Evening restaurant review, October 2007
This weekend saw our fourth visit (in as many months I’d wager) to Mazza. Each visit has been to the newer 9th and 9th location. For as long as I can recall we have attempted to visit the original 15th and 15th Mazza location and failed. Reviews were consistently excellent and we love Middle-Eastern cuisine. Getting a table, however, often seemed as if it would require divine intervention with crowds filling up the tiny entrance way waiting for tables every night. As such, it was with some anticipation that we read about this new, larger location.
I believe this was formerly the site of the old Cloud 9 Moroccan restaurant. I’d guess it was they who decked out the quite understated, but highly atmospheric, dining space. Dark but not dingy, elegant but still full of Eastern charm, I really like the dining room at Mazza. It’s clear that thought and money were not in short supply.

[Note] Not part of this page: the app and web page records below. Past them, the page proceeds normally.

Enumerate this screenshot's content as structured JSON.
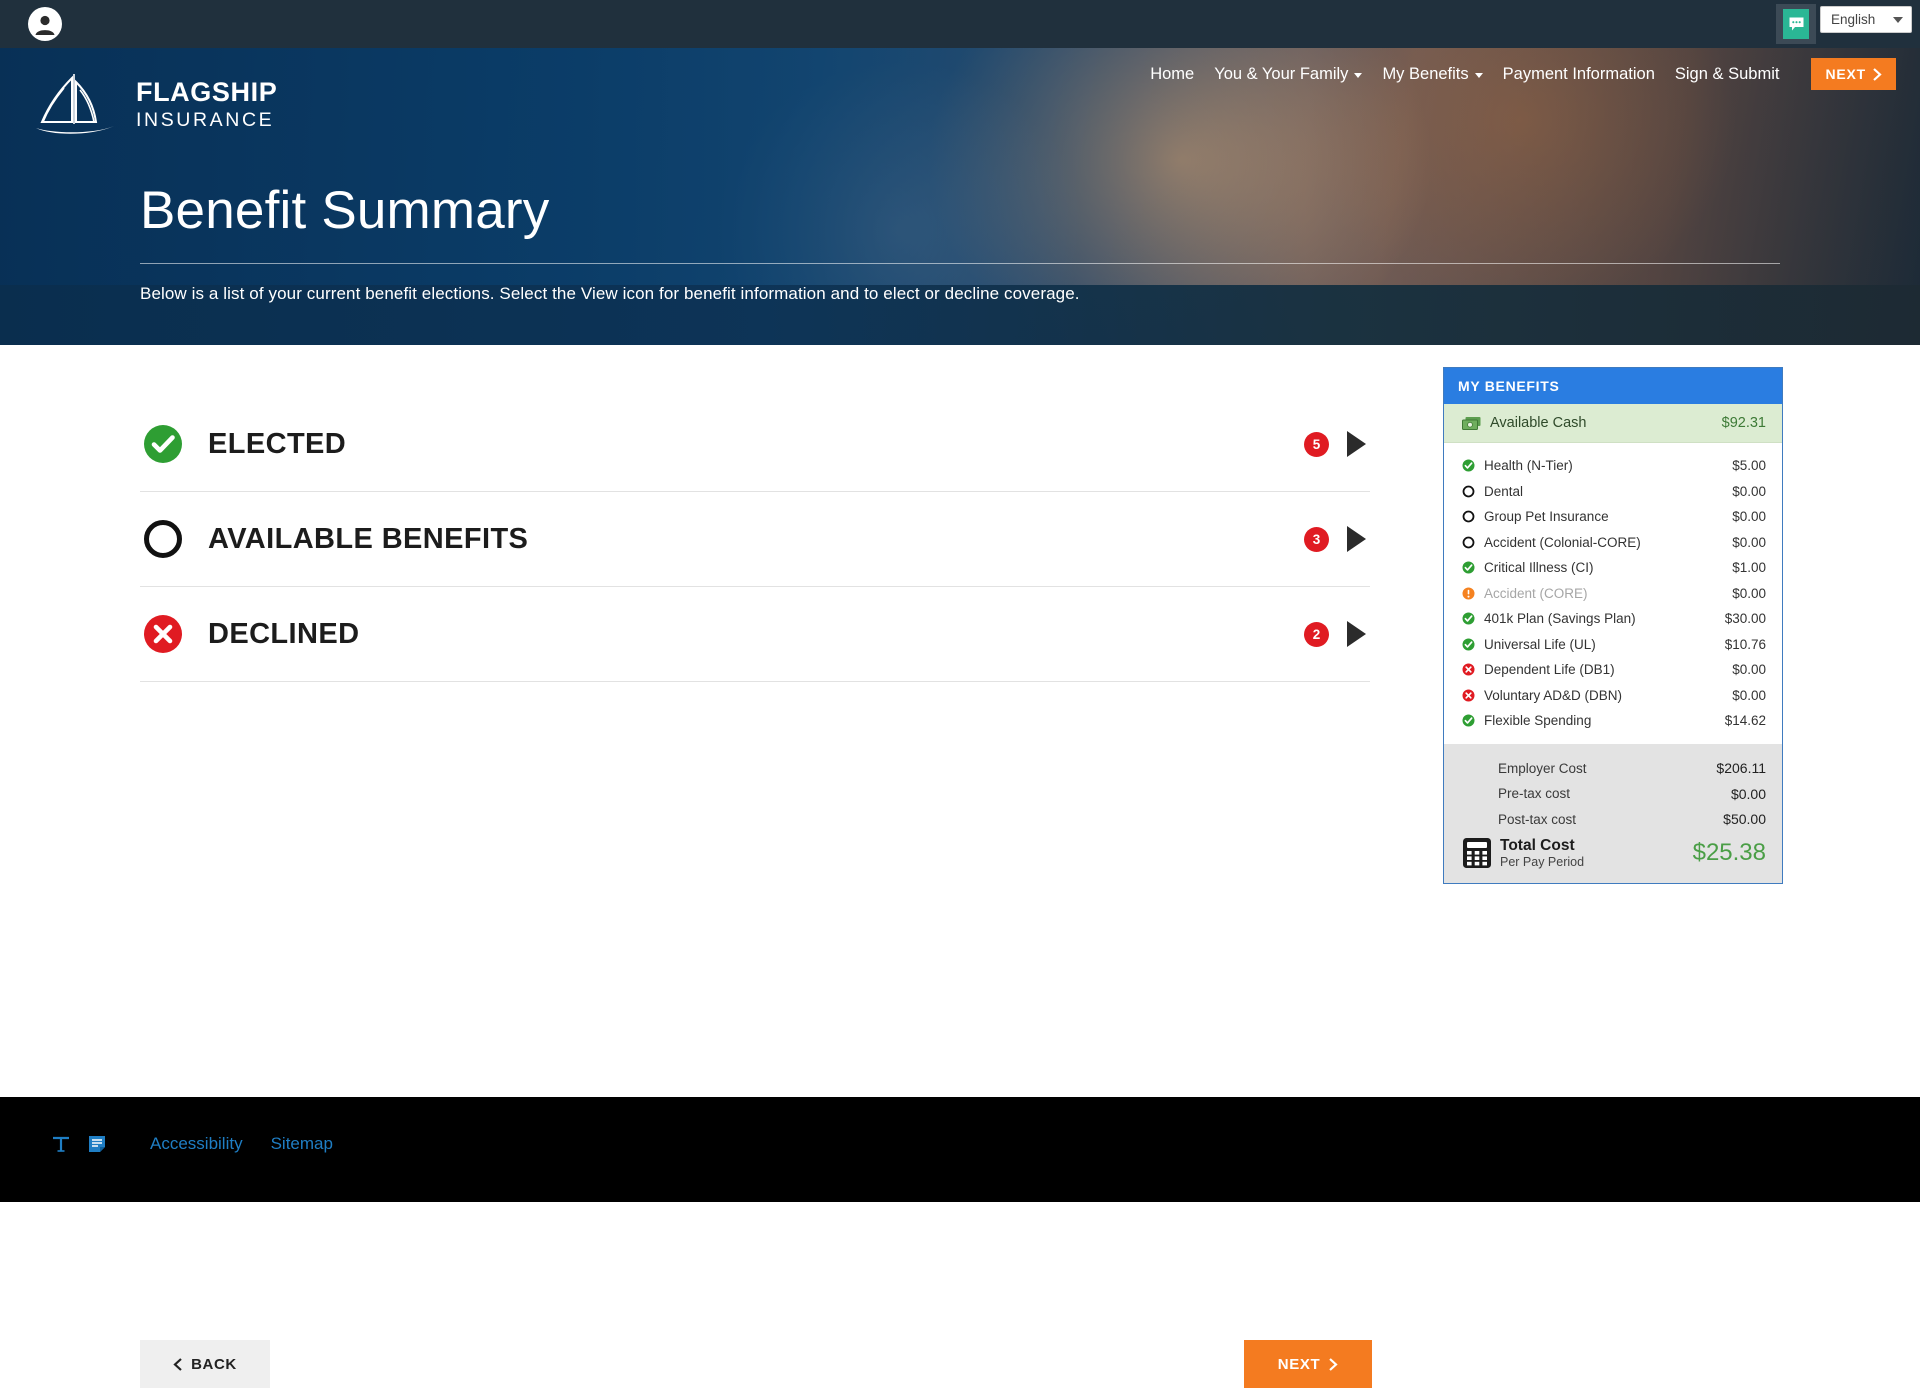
{
  "topbar": {
    "avatar_name": "user-avatar",
    "chat_label": "chat-icon",
    "language": "English"
  },
  "brand": {
    "line1": "FLAGSHIP",
    "line2": "INSURANCE"
  },
  "nav": {
    "items": [
      {
        "label": "Home",
        "has_caret": false
      },
      {
        "label": "You & Your Family",
        "has_caret": true
      },
      {
        "label": "My Benefits",
        "has_caret": true
      },
      {
        "label": "Payment Information",
        "has_caret": false
      },
      {
        "label": "Sign & Submit",
        "has_caret": false
      }
    ],
    "next_label": "NEXT"
  },
  "hero": {
    "title": "Benefit Summary",
    "subtitle": "Below is a list of your current benefit elections. Select the View icon for benefit information and to elect or decline coverage."
  },
  "accordions": [
    {
      "label": "ELECTED",
      "count": "5",
      "status": "elected"
    },
    {
      "label": "AVAILABLE BENEFITS",
      "count": "3",
      "status": "available"
    },
    {
      "label": "DECLINED",
      "count": "2",
      "status": "declined"
    }
  ],
  "panel": {
    "header": "MY BENEFITS",
    "cash_label": "Available Cash",
    "cash_value": "$92.31",
    "benefits": [
      {
        "name": "Health (N-Tier)",
        "value": "$5.00",
        "status": "elected"
      },
      {
        "name": "Dental",
        "value": "$0.00",
        "status": "available"
      },
      {
        "name": "Group Pet Insurance",
        "value": "$0.00",
        "status": "available"
      },
      {
        "name": "Accident (Colonial-CORE)",
        "value": "$0.00",
        "status": "available"
      },
      {
        "name": "Critical Illness (CI)",
        "value": "$1.00",
        "status": "elected"
      },
      {
        "name": "Accident (CORE)",
        "value": "$0.00",
        "status": "pending"
      },
      {
        "name": "401k Plan (Savings Plan)",
        "value": "$30.00",
        "status": "elected"
      },
      {
        "name": "Universal Life (UL)",
        "value": "$10.76",
        "status": "elected"
      },
      {
        "name": "Dependent Life (DB1)",
        "value": "$0.00",
        "status": "declined"
      },
      {
        "name": "Voluntary AD&D (DBN)",
        "value": "$0.00",
        "status": "declined"
      },
      {
        "name": "Flexible Spending",
        "value": "$14.62",
        "status": "elected"
      }
    ],
    "costs": [
      {
        "label": "Employer Cost",
        "value": "$206.11"
      },
      {
        "label": "Pre-tax cost",
        "value": "$0.00"
      },
      {
        "label": "Post-tax cost",
        "value": "$50.00"
      }
    ],
    "total_label": "Total Cost",
    "total_sub": "Per Pay Period",
    "total_value": "$25.38"
  },
  "actions": {
    "back_label": "BACK",
    "next_label": "NEXT"
  },
  "footer": {
    "accessibility": "Accessibility",
    "sitemap": "Sitemap"
  },
  "colors": {
    "accent_orange": "#f47b20",
    "panel_blue": "#2a7de1",
    "badge_red": "#e01b22",
    "status_green": "#2e9e33",
    "status_orange": "#f58220",
    "total_green": "#4a9e46",
    "link_blue": "#1f7ec4"
  }
}
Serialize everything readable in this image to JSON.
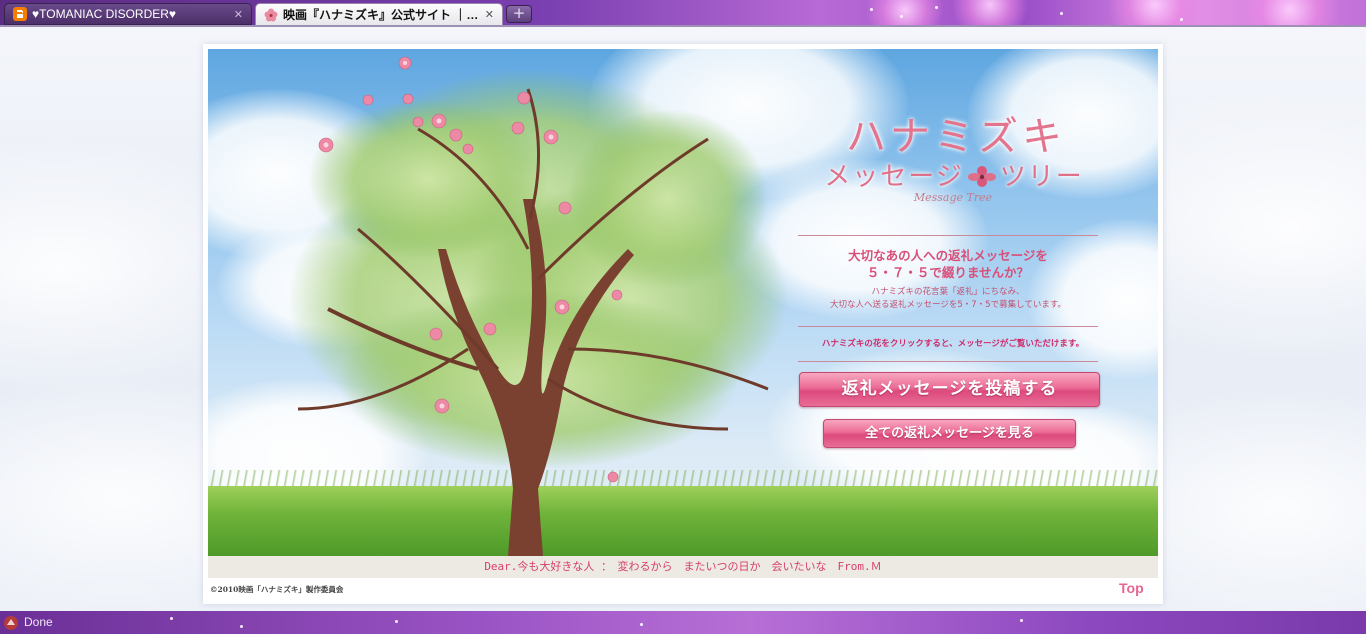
{
  "browser": {
    "tabs": [
      {
        "title": "♥TOMANIAC DISORDER♥",
        "icon": "blogger-icon",
        "active": false,
        "close": "✕"
      },
      {
        "title": "映画『ハナミズキ』公式サイト ｜ ...",
        "icon": "sakura-icon",
        "active": true,
        "close": "✕"
      }
    ],
    "new_tab": "+",
    "status_text": "Done",
    "accent": "#7a3fb0"
  },
  "page": {
    "title_main": "ハナミズキ",
    "title_sub_left": "メッセージ",
    "title_sub_right": "ツリー",
    "title_en": "Message Tree",
    "lead_line1": "大切なあの人への返礼メッセージを",
    "lead_line2": "５・７・５で綴りませんか？",
    "desc_line1": "ハナミズキの花言葉「返礼」にちなみ、",
    "desc_line2": "大切な人へ送る返礼メッセージを5・7・5で募集しています。",
    "instruction": "ハナミズキの花をクリックすると、メッセージがご覧いただけます。",
    "post_button": "返礼メッセージを投稿する",
    "view_all_button": "全ての返礼メッセージを見る",
    "ticker": "Dear.今も大好きな人 ：　変わるから　またいつの日か　会いたいな　From.Ｍ",
    "copyright": "©2010映画「ハナミズキ」製作委員会",
    "top_link": "Top",
    "colors": {
      "pink": "#e3748e",
      "button": "#e86d96",
      "sky": "#8cc1ec"
    }
  }
}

This new location seems to be as popular as the other. Each of our visits has required a small wait before being seated, though nothing longer than 15 minutes. Of course thats the price you pay for not reserving ahead of time.
At the recommendation of our waitress, I started our most recent meal with the Lamb Sfiha ($3.50). I also ventured a Lebanese wine while the opportunity presented itself. I opted for the Ksara Prieure ($5.50 a glass), cinsault/cabernet sauvignon blend. Fruity and spicy to hold up to the bold flavors ahead.
Essentially a small ground lamb pizza without cheese. Tasty enough, a touch dry on its own. The accompanying cucumber dip helped that along nicely. A pleasant enough appetizer, nothing earth shattering.
Again on a recommendation, Wendi tried the Spinach Fatayer ($2.99):
The fatayer was far superior. Reminiscent of an Indian samosa; the fatayer was a baked pastry stuffed with fresh spinach and spices. We couldn’t agree on the exact spices, but concurred it tasted excellent. It was quickly gobbled up.
Wendi’s main course was the Musakhan ($12.95). The Mazza menu describes this as a “folded bread purse” with chicken, onions, olive oil and herbs. A chicken burrito like wrap carefully seasoned. On the side, a potato-based garlic dip was also served. This proved to be VERY garlicy.
The Musakhan also came with a side of the intriguingly named Lebanese salad. I’ve never been quite sure what qualified the salad as Lebanese, it does sound more interesting than green salad though.
Wendi seemed quite pleased with her choice so I was obliged to try a bite or three. I would happily order the Musakhan. I would opt for a non-pastry appetizer however.
For my main course, I tried the Shawarma Platter ($13.95), a mix of seasoned lamb and beef. This was served atop hummus with a side of Lebanese salad. The platter also came with warm pita.
While possessing an enjoyable flavor, I found the dish too dry. Hummus isn’t exactly a moist accompaniment to what was already particularly dry shredded meat. After one pita stuffed with meat and a little hummus, my mouth felt like it was stuffed with cardboard. Albeit very tasty cardboard. The dish would definitely benefit a lighter, perhaps sharper side sauce.
By this point, we were quite full. Still, our friendly waitress managed to persuade us into dessert. We finished the meal with a Baklava finger priced at around $3. A crisp spring roll-shaped pastry stuffed with ground nuts.
Although the dishes I selected on this particular visit did not live up to past favorites (the delicately spiced lamb and rice dolaas is worthy of note), Wendi was more than pleased with her choices. My previous experiences have been consistently good, I am sure we will back again.
Indeed the winter months are rapidly approaching. Some of the heavier sauced and stewed dishes sound especially appealing for the dark and cold nights. I shall be sure to review once more as the cold nights draw in.
Hi, I’m Stuart, nice to meet you! I’m the founder, writer and wrangler at Gastronomic SLC; I’m also a former restaurant critic of more than five years, working for the Salt Lake Tribune. I’ve worked extensively with multiple local publications from Visit Salt Lake to Salt Lake Magazine, not least helped to consult on national TV shows.
I’m a multiple-award winning journalist and have covered the Utah dining scene for the better part of fifteen years. I’m largely fueled by a critical obsession with rice, alliteration and the use of big words I don’t understand. What they’re saying about me: “Not inaccurate”, “I thought he was older”, “I don’t share his feelings”.
This article may contain content provided by one of our paid partners. These are some of the best businesses in Utah. For a list of all our current and past relationships see our partnership history page.